Preakness field runs fast, deep

May 17, 1994|By JOHN EISENBERG

You knew the Preakness had gotten lucky when Kenny Smith put a sly smile on his face yesterday morning at Pimlico.

"I promise you," said Smith, the trainer of a Preakness horse named Silver Goblin, "they will know we were here."

You knew the Preakness had gotten lucky when Hugh Robertson stood on the grass behind the stakes barn grazing his horse and shaking his head.

"It's kind of a bad break," said Robertson, the trainer of Polar Expedition, "getting a good horse in a year like this. A year when it's so hard to make a dent."

You knew the Preakness had gotten lucky this year when Nick Zito, the trainer of the Kentucky Derby winner, Go For Gin, sat there trying to explain why he was at a disadvantage.

"There's fresh horses coming in from everywhere," Nicky Z said. "And they're good horses, too."

This was a year when the Preakness could have gone as flat as DTC the Orioles did in Minnesota. The elimination of the $1 million Triple Crown bonus has made it easier for owners and trainers to find reasons not to run. Three of the four betting favorites from the Kentucky Derby aren't entered, a happenstance that normally would have gutted much of the substance from the race.

Yet Saturday's 119th running still appears to have plenty of guts -- and an abundance of speed. This year's crop of top 3-year-olds is so deep that the Preakness can more or less survive the loss of Holy Bull, Brocco and Strodes Creek.

"It's a great crop this year," said former Pimlico general manager Chick Lang, now doing his talking for WBAL. "The field for the Kentucky Derby was the strongest and deepest since 1957, which was Iron Liege, Gallant Man and Bold Ruler. It was even stronger than Secretariat's year. There's just a ton of quality this year."

Sure, the absence of several major players succeeds in diminishing Saturday's race. And, sure, the Preakness being what it is, 80,000 fans and ABC's cameras would show up even if ostriches were running. The quality of the field is not important to most fans, who would take a three-legged winner as long as they bet him.

But the point is this: There is still plenty of heft to this edition of the Preakness, thanks primarily to a batch of speedy horses that didn't run in the Derby.

"It looks like there's a lot of horses that can run," trainer Charlie Whittingham said.

Whittingham elected to save Derby runner-up Strodes Creek for the Belmont, but he will run Numerous, the Derby Trial winner, in the Preakness. Strodes Creek is a star in the making who probably would be running if Chrysler still were offering $1 million to the horse with the highest collective finish in the three Triple Crown races -- "a million dollars makes you change your mind," Whittingham said. But Numerous is no piker.

"I think the horses to beat are Numerous and [third-place Derby finisher] Blumin Affair," Zito said the other day.

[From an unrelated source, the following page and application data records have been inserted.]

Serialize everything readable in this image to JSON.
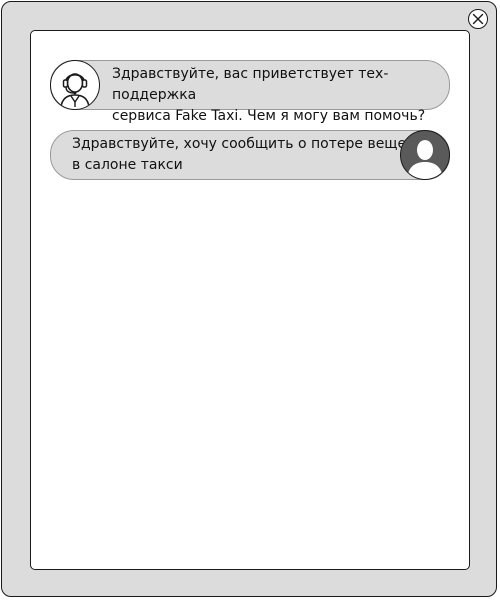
{
  "window": {
    "close_icon": "close-icon"
  },
  "chat": {
    "messages": [
      {
        "sender": "support",
        "avatar_icon": "support-agent-headset-icon",
        "text": "Здравствуйте, вас приветствует тех-поддержка\nсервиса Fake Taxi. Чем я могу вам помочь?"
      },
      {
        "sender": "user",
        "avatar_icon": "user-silhouette-icon",
        "text": "Здравствуйте, хочу сообщить о потере вещей\nв салоне такси"
      }
    ]
  },
  "colors": {
    "frame": "#dcdcdc",
    "panel": "#ffffff",
    "bubble": "#dcdcdc",
    "user_avatar": "#5a5a5a",
    "outline": "#1a1a1a"
  }
}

Then there is Silver Goblin, a gray gelding with six wins in nine starts and as much natural speed as any Preakness horse in years. He worked six furlongs Sunday in the kind of time that could win a stakes race, and was still so peppy yesterday that Smith had to take him back out to the track. Look for him as the "smart" bettor's play.

Of course, Hugh Robertson might argue that Silver Goblin is no faster than his horse, Polar Expedition, who has won almost $700,000, finished out of the money only once, and last month won the Jim Beam Stakes, a major prep won by Preakness winners Summer Squall and Hansel.

"He's a good, solid horse," Robertson said. "The [speed-favoring] Preakness suits him better. With the way the top ones have been beating each other, we'll see what happens."

We might just see all this speed set up the race perfectly for fast-finishing Concern, the Maryland-based colt who came from 15 lengths off the pace to win the Arkansas Derby in his last start. It could happen.

"Personally," Zito said, "I think Jack [Van Berg, trainer of Blumin Affair] and I are at a disadvantage against these other horses."

That's a hard one to prove. It's been 11 years since a horse won the Preakness after not running in the Derby. As a general rule, horses that don't run in the Derby are a notch below those that do. Without Holy Bull, Brocco and Strodes Creek, Go For Gin stands out as the horse who has proved he can cover the Preakness distance.

But "Go For Gin is no superstar," Zito admitted yesterday, and it wouldn't be a shock if one of these "new" horses took the same step up that Deputed Testamony did when he won the Preakness in 1983.

"I think we have the best horse," Zito said, "but we're going to need a little luck. It's a game of luck, after all."

Baltimore Sun Articles
|
|
|
Please note the green-lined linked article text has been applied commercially without any involvement from our newsroom editors, reporters or any other editorial staff.